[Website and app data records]
★ ★ ★ ★
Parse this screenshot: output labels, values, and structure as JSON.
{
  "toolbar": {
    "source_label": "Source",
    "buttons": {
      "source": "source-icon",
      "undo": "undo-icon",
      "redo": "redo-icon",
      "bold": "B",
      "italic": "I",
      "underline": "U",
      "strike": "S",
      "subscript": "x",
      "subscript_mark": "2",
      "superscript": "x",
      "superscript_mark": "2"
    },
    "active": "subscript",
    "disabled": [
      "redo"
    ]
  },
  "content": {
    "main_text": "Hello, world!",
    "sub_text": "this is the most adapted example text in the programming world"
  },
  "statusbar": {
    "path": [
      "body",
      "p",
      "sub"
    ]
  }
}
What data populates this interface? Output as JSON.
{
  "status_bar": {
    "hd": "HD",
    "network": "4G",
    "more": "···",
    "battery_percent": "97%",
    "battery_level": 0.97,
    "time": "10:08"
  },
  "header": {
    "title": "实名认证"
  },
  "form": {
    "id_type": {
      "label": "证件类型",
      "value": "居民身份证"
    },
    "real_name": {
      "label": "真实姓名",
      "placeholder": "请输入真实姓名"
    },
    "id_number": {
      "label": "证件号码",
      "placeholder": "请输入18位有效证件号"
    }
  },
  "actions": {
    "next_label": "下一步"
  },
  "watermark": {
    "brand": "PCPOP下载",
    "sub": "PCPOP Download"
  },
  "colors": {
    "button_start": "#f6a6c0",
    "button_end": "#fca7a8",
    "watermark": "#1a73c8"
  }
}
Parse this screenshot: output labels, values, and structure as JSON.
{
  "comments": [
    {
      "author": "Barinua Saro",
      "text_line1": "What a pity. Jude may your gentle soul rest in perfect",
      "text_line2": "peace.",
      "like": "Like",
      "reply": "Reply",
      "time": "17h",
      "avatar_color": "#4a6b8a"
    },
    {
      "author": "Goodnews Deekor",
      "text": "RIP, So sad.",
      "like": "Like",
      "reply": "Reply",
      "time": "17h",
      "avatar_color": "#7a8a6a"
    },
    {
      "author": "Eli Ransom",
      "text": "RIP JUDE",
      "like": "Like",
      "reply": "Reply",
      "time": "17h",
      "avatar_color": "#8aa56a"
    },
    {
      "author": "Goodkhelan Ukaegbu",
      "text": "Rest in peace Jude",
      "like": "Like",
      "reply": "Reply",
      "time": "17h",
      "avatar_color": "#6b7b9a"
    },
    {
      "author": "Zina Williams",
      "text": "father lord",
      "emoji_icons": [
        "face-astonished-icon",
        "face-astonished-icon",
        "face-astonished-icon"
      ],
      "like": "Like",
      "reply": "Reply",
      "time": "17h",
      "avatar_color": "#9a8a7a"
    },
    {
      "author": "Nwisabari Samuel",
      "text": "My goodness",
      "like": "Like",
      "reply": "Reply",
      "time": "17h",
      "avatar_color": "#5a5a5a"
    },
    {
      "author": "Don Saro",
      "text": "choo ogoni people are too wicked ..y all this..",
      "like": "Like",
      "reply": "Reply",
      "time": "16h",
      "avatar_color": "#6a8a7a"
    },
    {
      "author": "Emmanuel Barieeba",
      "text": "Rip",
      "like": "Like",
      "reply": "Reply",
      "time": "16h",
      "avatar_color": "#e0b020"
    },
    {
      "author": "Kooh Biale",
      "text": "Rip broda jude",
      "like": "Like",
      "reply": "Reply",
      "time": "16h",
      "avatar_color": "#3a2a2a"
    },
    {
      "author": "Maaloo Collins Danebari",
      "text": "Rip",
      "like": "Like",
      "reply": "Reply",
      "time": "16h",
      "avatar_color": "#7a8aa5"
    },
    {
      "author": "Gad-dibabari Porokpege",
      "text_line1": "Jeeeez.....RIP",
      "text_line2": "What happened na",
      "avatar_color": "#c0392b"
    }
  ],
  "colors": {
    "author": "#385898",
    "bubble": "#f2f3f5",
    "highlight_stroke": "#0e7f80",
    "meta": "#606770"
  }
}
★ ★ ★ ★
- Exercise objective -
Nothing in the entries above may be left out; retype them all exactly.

- Exercise output -
Parse this screenshot: output labels, values, and structure as JSON.
{
  "toolbar": {
    "source_label": "Source",
    "buttons": {
      "source": "source-icon",
      "undo": "undo-icon",
      "redo": "redo-icon",
      "bold": "B",
      "italic": "I",
      "underline": "U",
      "strike": "S",
      "subscript": "x",
      "subscript_mark": "2",
      "superscript": "x",
      "superscript_mark": "2"
    },
    "active": "subscript",
    "disabled": [
      "redo"
    ]
  },
  "content": {
    "main_text": "Hello, world!",
    "sub_text": "this is the most adapted example text in the programming world"
  },
  "statusbar": {
    "path": [
      "body",
      "p",
      "sub"
    ]
  }
}
What data populates this interface? Output as JSON.
{
  "status_bar": {
    "hd": "HD",
    "network": "4G",
    "more": "···",
    "battery_percent": "97%",
    "battery_level": 0.97,
    "time": "10:08"
  },
  "header": {
    "title": "实名认证"
  },
  "form": {
    "id_type": {
      "label": "证件类型",
      "value": "居民身份证"
    },
    "real_name": {
      "label": "真实姓名",
      "placeholder": "请输入真实姓名"
    },
    "id_number": {
      "label": "证件号码",
      "placeholder": "请输入18位有效证件号"
    }
  },
  "actions": {
    "next_label": "下一步"
  },
  "watermark": {
    "brand": "PCPOP下载",
    "sub": "PCPOP Download"
  },
  "colors": {
    "button_start": "#f6a6c0",
    "button_end": "#fca7a8",
    "watermark": "#1a73c8"
  }
}
Parse this screenshot: output labels, values, and structure as JSON.
{
  "comments": [
    {
      "author": "Barinua Saro",
      "text_line1": "What a pity. Jude may your gentle soul rest in perfect",
      "text_line2": "peace.",
      "like": "Like",
      "reply": "Reply",
      "time": "17h",
      "avatar_color": "#4a6b8a"
    },
    {
      "author": "Goodnews Deekor",
      "text": "RIP, So sad.",
      "like": "Like",
      "reply": "Reply",
      "time": "17h",
      "avatar_color": "#7a8a6a"
    },
    {
      "author": "Eli Ransom",
      "text": "RIP JUDE",
      "like": "Like",
      "reply": "Reply",
      "time": "17h",
      "avatar_color": "#8aa56a"
    },
    {
      "author": "Goodkhelan Ukaegbu",
      "text": "Rest in peace Jude",
      "like": "Like",
      "reply": "Reply",
      "time": "17h",
      "avatar_color": "#6b7b9a"
    },
    {
      "author": "Zina Williams",
      "text": "father lord",
      "emoji_icons": [
        "face-astonished-icon",
        "face-astonished-icon",
        "face-astonished-icon"
      ],
      "like": "Like",
      "reply": "Reply",
      "time": "17h",
      "avatar_color": "#9a8a7a"
    },
    {
      "author": "Nwisabari Samuel",
      "text": "My goodness",
      "like": "Like",
      "reply": "Reply",
      "time": "17h",
      "avatar_color": "#5a5a5a"
    },
    {
      "author": "Don Saro",
      "text": "choo ogoni people are too wicked ..y all this..",
      "like": "Like",
      "reply": "Reply",
      "time": "16h",
      "avatar_color": "#6a8a7a"
    },
    {
      "author": "Emmanuel Barieeba",
      "text": "Rip",
      "like": "Like",
      "reply": "Reply",
      "time": "16h",
      "avatar_color": "#e0b020"
    },
    {
      "author": "Kooh Biale",
      "text": "Rip broda jude",
      "like": "Like",
      "reply": "Reply",
      "time": "16h",
      "avatar_color": "#3a2a2a"
    },
    {
      "author": "Maaloo Collins Danebari",
      "text": "Rip",
      "like": "Like",
      "reply": "Reply",
      "time": "16h",
      "avatar_color": "#7a8aa5"
    },
    {
      "author": "Gad-dibabari Porokpege",
      "text_line1": "Jeeeez.....RIP",
      "text_line2": "What happened na",
      "avatar_color": "#c0392b"
    }
  ],
  "colors": {
    "author": "#385898",
    "bubble": "#f2f3f5",
    "highlight_stroke": "#0e7f80",
    "meta": "#606770"
  }
}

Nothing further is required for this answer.